● **What this task involves**: Please print the entries exactly, omitting each image.

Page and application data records
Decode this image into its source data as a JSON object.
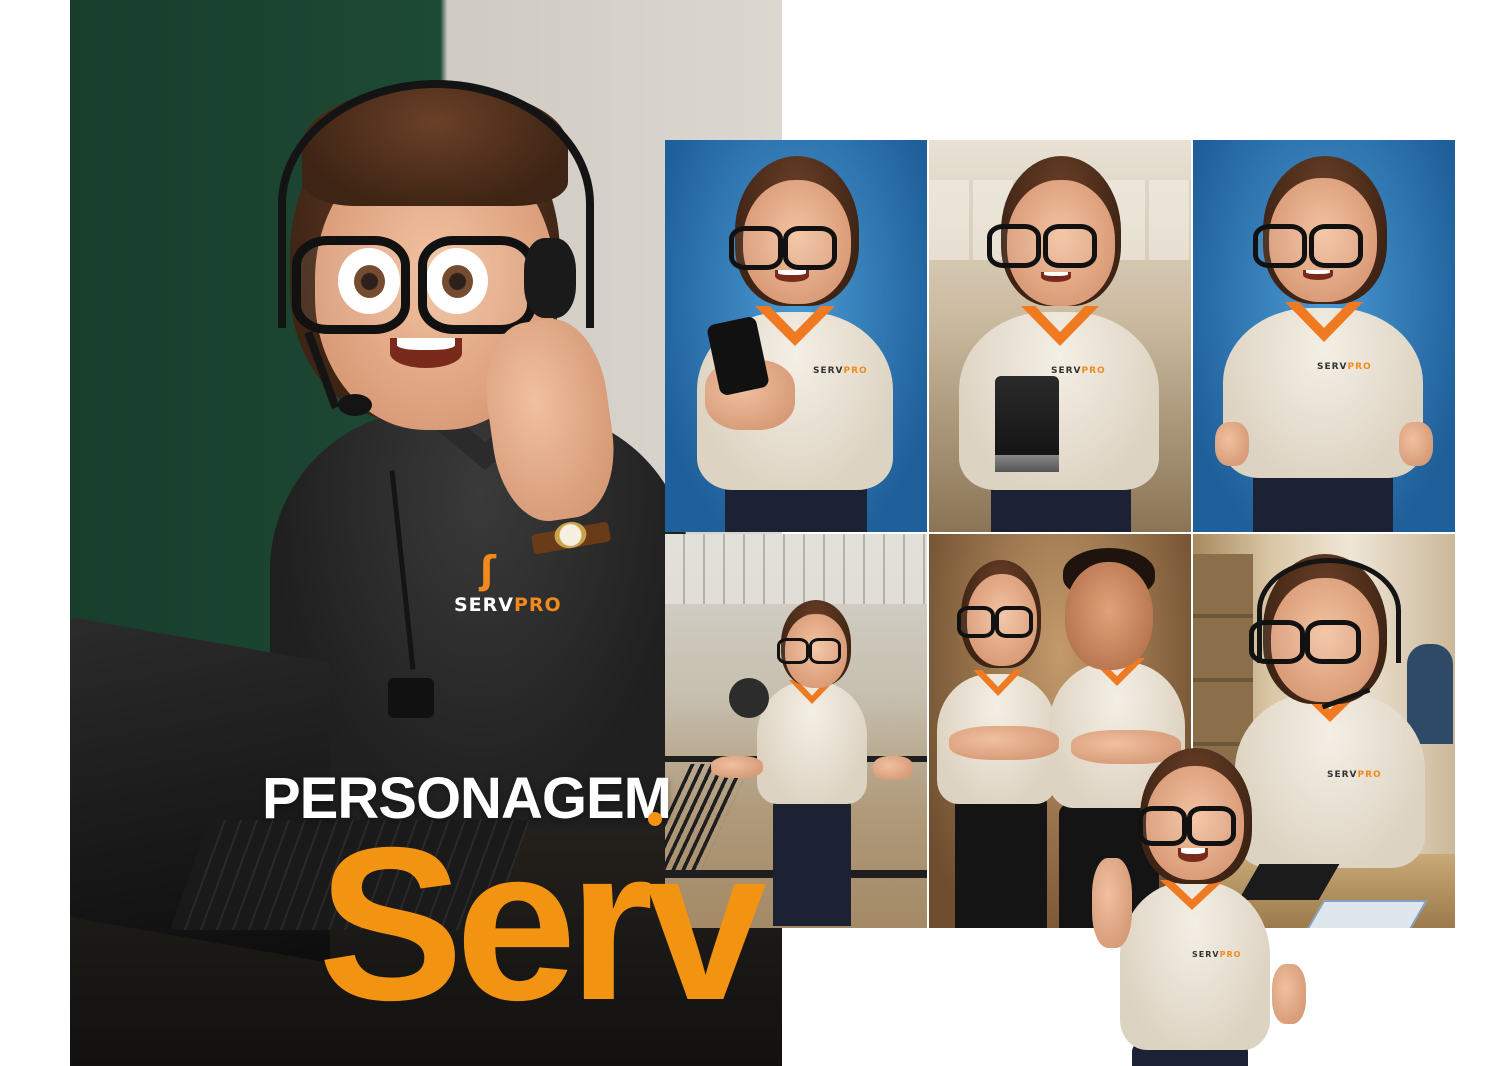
{
  "title": {
    "line1": "PERSONAGEM",
    "line2": "Serv"
  },
  "brand": {
    "logo_prefix": "SERV",
    "logo_suffix": "PRO",
    "accent_color": "#f39312",
    "collar_color": "#ef7a22"
  },
  "images": [
    {
      "id": "hero",
      "scene": "call-center-headset-laptop",
      "background": "dark-green-wall"
    },
    {
      "id": "thumb-1",
      "scene": "holding-smartphone",
      "background": "blue"
    },
    {
      "id": "thumb-2",
      "scene": "holding-device-office",
      "background": "office"
    },
    {
      "id": "thumb-3",
      "scene": "hands-on-hips",
      "background": "blue"
    },
    {
      "id": "thumb-4",
      "scene": "warehouse-presenting",
      "background": "warehouse"
    },
    {
      "id": "thumb-5",
      "scene": "duo-arms-crossed",
      "background": "warm-studio"
    },
    {
      "id": "thumb-6",
      "scene": "headset-at-desk",
      "background": "office"
    },
    {
      "id": "cutout",
      "scene": "pointing-up",
      "background": "transparent"
    }
  ]
}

● **Exercise response**:
Decode this image into its source data as a JSON object.
{
  "title": {
    "line1": "PERSONAGEM",
    "line2": "Serv"
  },
  "brand": {
    "logo_prefix": "SERV",
    "logo_suffix": "PRO",
    "accent_color": "#f39312",
    "collar_color": "#ef7a22"
  },
  "images": [
    {
      "id": "hero",
      "scene": "call-center-headset-laptop",
      "background": "dark-green-wall"
    },
    {
      "id": "thumb-1",
      "scene": "holding-smartphone",
      "background": "blue"
    },
    {
      "id": "thumb-2",
      "scene": "holding-device-office",
      "background": "office"
    },
    {
      "id": "thumb-3",
      "scene": "hands-on-hips",
      "background": "blue"
    },
    {
      "id": "thumb-4",
      "scene": "warehouse-presenting",
      "background": "warehouse"
    },
    {
      "id": "thumb-5",
      "scene": "duo-arms-crossed",
      "background": "warm-studio"
    },
    {
      "id": "thumb-6",
      "scene": "headset-at-desk",
      "background": "office"
    },
    {
      "id": "cutout",
      "scene": "pointing-up",
      "background": "transparent"
    }
  ]
}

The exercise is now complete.